Among other things this remarkable book chronicles not only the rise of mechanized production, but also describes its attendant change in the modes of living from rural to urban, the rise of giant cities, which became the centres of education, science and culture. (His chapter on the arts, which did not, suprisingly, particularly grip me, nevertheless revealed some fascinating information, such as that “socially displaced young men and professional artists were the shock troops” of the Romantic rebellion against the bourgeois world: “Byron became famous overnight at 24, an age at which Shelley was famous and Keats was almost in his grave.” Hugo’s poetic career began when he was 20, Musset’s at 23, Schubert wrote Erlkoenig at the age of 18 and was dead at 31, Delacroix painted the Massacre of Chios at 25, Petofi published his Poems at 21. “An unmade reputation or an unproduced masterpiece by 30 is a rarity among the romantics,” writes Hobsbawm.)
Yet Hobsbawm’s book does emphasize the achievements stimulated by the industrialists and monied classes, the immense changes they brought about. By 1848 “the population of the world was greater than ever before, its communications unbelievably speedier…Cities of vast size multiplied faster than ever before. Industrial production reached astronomic figures: in the 1840s something like 640 million tons of coal were hacked from the interior of the earth.” These achievements were exceeded only by the even more extraordinary figures for international commerce, which had multiplied fourfold since 1780 to reach something like 800 millions of pounds sterling worth…
“Science had never been more triumphant; knowledge had never been more widespread. Over four thousand newspapers informed the citizens of the world and the number of books published annually in Britain, France, Germany and the USA alone ran well into five figures…”
And so it goes, this catalogue of the hard-won triumphs of the industrialists and their underpaid wage slaves; set against the horrors of the living conditions into which people removed from their traditional lands were cast when they reached the cities.
And yet, in spite of its advances, the world of the 1840s was, he writes, “out of balance.” The future decline of Britain was already visible, and it was already evident it woud be overtaken eventually by the much larger economies of USA and Russia, and that even within Europe it would soon be challenged by Germany.
But was already clear, he writes, that sooner or later serfdom and slavery would have to go, that Britain could not for ever remain the only industrialized country, that landed aristocracies and absolute monarchies must retreat against the developed and developing bourgeoisie, and that the great legacy of the French revolution, the injection of political consciousness and political activity among the masses of people, must sooner or later mean that the masses would eventually play a formal part in politics.
For me, perhaps the most interesting part of this book is that it traces the development of the idea of socialism and communism, from their beginnings in the 1820s, through to the Communist manifesto of 1848, in which Marx and Engels suggested socialism (or some form of it) was not just rational, but as Marx posited, inevitable, an argument that, as Hobsbawm notes, defences are still being erected against today.
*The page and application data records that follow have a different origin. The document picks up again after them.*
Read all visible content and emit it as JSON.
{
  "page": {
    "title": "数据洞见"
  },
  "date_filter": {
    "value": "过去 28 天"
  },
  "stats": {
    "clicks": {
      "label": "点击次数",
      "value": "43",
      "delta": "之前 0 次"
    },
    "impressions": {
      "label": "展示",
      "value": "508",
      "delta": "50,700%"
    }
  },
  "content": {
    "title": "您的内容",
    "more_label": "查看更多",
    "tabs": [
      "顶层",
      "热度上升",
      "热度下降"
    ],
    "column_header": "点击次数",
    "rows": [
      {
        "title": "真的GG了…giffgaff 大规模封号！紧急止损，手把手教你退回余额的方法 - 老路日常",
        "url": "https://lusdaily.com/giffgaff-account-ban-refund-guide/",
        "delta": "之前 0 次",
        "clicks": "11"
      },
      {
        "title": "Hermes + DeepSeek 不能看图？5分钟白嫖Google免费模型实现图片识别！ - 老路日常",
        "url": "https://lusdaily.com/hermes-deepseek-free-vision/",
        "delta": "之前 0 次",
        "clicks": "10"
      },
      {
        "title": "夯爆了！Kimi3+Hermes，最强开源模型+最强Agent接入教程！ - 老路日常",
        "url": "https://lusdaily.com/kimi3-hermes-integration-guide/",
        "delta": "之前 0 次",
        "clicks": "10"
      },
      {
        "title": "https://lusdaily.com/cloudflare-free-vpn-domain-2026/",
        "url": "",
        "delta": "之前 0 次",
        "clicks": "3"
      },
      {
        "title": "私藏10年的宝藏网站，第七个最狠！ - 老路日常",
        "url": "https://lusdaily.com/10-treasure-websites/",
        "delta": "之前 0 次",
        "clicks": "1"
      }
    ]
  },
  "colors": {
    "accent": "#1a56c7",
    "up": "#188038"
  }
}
The intervening two volumes of this epic intellectual enterprise are The Age of Capital 1848-1875, and The Age of Empire 1875-1914. I am going to have to read these when I can find copies of them, after I return home at the end of July.